PAUL ELLWOOD, M.D., is known as the father of managed care.
In the early 1970s, the now-renowned industry "thought leader" founded the Jackson Hole Group, a loosely organized healthcare think tank made up of academics, executives, policymakers, politicians and providers. The group, which meets in the resort town of Jackson Hole, Wyo., came up with the concept of "managed competition," ultimately revolutionizing the national healthcare system and spurring managed-care growth.
Ellwood, now 74, began practicing medicine in 1952 after completing medical school at Stanford University in California, where he specialized in pediatrics, neurology and physical rehabilitation. He later became chief of inpatient services at the Sister Kenny Institute, a Minneapolis-based medical center owned by the American Rehabilitation Foundation.
It was during this time that Ellwood described to officials at the national Department of Health, Education and Welfare-the precursor to HHS-how market principles could be used to overhaul the healthcare system by boosting quality and efficiency. His subsequent work with the department led to the HMO Act of 1973, crafted by Ellwood and his colleagues at American Rehabilitation's policy research division.
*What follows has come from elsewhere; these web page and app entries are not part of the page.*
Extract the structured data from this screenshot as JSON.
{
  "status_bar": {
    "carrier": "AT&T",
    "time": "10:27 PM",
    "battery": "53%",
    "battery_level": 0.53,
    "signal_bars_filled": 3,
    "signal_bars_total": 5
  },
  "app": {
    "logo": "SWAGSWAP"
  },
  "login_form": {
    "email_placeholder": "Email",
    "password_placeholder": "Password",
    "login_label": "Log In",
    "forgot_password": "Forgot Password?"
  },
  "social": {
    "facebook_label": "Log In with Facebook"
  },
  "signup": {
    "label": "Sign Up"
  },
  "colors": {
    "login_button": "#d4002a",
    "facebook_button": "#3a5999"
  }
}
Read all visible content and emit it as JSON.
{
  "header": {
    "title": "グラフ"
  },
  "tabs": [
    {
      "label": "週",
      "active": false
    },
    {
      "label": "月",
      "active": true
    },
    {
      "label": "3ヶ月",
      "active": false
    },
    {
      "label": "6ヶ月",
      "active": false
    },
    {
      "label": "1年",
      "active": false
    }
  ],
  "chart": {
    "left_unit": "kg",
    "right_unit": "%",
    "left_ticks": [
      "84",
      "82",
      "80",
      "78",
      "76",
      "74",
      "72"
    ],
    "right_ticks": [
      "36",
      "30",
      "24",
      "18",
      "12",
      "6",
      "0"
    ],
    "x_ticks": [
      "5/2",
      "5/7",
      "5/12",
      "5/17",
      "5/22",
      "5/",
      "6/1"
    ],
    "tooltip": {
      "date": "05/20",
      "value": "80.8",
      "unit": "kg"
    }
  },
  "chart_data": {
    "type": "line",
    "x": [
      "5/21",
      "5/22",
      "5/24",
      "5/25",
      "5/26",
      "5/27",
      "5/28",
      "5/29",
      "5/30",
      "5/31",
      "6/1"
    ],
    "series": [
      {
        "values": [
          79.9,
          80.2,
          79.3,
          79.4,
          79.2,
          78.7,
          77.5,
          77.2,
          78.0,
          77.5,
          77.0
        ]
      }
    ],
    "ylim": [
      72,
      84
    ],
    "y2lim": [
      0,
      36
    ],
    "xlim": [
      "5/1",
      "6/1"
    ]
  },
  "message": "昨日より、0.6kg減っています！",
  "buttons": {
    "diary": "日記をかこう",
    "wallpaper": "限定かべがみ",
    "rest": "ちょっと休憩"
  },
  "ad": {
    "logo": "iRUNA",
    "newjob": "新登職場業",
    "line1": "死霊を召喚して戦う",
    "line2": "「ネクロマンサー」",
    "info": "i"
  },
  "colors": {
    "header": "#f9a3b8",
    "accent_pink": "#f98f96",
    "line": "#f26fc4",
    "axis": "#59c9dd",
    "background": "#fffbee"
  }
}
In the early 1990s, Ellwood and the Jackson Hole Group were recruited to help shape the Clinton healthcare reform proposal. But when the plan was unveiled in 1993, its emphasis on government regulation diverged sharply from the group's vision of using free-market forces to drive change. In the end, Ellwood's group opposed the plan.